Regimental histories are a virtual window to a nation. They provide insight into a country's culture, values, and martial spirit. But more specifically they tell the story of the men and women who fight their nation's wars. Created as an infantry school corps to train the Militia, the Royal Canadian Regiment quickly grew to serve the national interest at home and abroad. From its first operational mission in Canada's rugged Northwest to assist in quelling the Riel Rebellion to the harsh veldt of South Africa to help defeat the Boers, Canada's oldest permanent force infantry regiment produced a legacy of courage and professionalism. This proud history was continued in the furnace of both world wars in Europe and shortly thereafter in Korea. It becomes evident that in its first 70 turbulent years of existence, the Royal Canadian Regiment established a heritage of honour and service to Canada, paid for in the blood, bravery, and tenacity of its members.
Table of Contents
Introduction; A Pressing Need: Establishing the Permanent Force and Policing the Dominion; Making Canada Proud: The "Royal Canadians" in South Africa; Service and Suffering: The Regiment in the First World War; "Fighting Men from Canada": The Regiment's Introduction to Modern War; No Soft Underbelly: The Battle for Italy; The Final Stretch: Collapsing the Third Reich; A Return to Combat: The First Regimental Tour to Korea, 1951-1952; "Spit and Polish": The Regulars in Korea, 1952-1953; Index.

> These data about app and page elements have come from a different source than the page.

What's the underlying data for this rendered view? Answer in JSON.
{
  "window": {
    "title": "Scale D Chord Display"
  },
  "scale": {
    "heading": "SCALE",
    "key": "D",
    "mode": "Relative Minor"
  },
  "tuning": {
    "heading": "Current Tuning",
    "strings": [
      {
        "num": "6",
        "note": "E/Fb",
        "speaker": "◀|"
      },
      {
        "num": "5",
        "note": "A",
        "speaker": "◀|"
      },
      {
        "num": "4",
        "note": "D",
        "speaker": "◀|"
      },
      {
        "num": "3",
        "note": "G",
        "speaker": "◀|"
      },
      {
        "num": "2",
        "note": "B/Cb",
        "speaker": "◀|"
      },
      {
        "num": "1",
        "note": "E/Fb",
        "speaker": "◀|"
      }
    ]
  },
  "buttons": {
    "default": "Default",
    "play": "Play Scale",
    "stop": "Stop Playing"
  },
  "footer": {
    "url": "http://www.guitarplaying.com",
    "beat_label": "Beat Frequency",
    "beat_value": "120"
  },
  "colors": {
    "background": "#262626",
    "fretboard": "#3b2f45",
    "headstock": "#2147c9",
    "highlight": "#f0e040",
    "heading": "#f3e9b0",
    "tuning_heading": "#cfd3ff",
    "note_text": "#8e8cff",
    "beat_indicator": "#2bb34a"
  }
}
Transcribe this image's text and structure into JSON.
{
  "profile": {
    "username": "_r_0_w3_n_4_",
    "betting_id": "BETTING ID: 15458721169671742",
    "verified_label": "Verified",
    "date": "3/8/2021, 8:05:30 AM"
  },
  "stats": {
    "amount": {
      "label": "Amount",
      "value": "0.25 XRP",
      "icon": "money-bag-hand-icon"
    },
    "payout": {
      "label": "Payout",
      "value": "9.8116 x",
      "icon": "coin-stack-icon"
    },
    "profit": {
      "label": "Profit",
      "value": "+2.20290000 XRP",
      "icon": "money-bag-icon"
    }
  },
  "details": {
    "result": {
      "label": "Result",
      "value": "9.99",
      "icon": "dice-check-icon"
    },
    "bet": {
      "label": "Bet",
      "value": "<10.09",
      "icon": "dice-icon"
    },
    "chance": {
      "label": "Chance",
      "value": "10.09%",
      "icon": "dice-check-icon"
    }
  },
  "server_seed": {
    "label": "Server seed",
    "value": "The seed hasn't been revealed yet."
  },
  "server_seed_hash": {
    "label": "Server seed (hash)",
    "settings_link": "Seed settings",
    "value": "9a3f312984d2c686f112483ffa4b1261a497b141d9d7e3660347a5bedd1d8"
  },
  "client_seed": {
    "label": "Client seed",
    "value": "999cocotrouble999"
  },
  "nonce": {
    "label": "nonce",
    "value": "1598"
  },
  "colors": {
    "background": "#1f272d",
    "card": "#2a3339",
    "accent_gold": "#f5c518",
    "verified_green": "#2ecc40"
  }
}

Colonel Bernd Horn is an experienced Canadian Forces infantry officer and military educator. He has authored, co-authored, or edited more than 30 books, including "No Easy Task: Fighting in Afghanistan" and "No Lack of Courage: Operation Medusa, Afghanistan." He lives in Kingston, Ontario.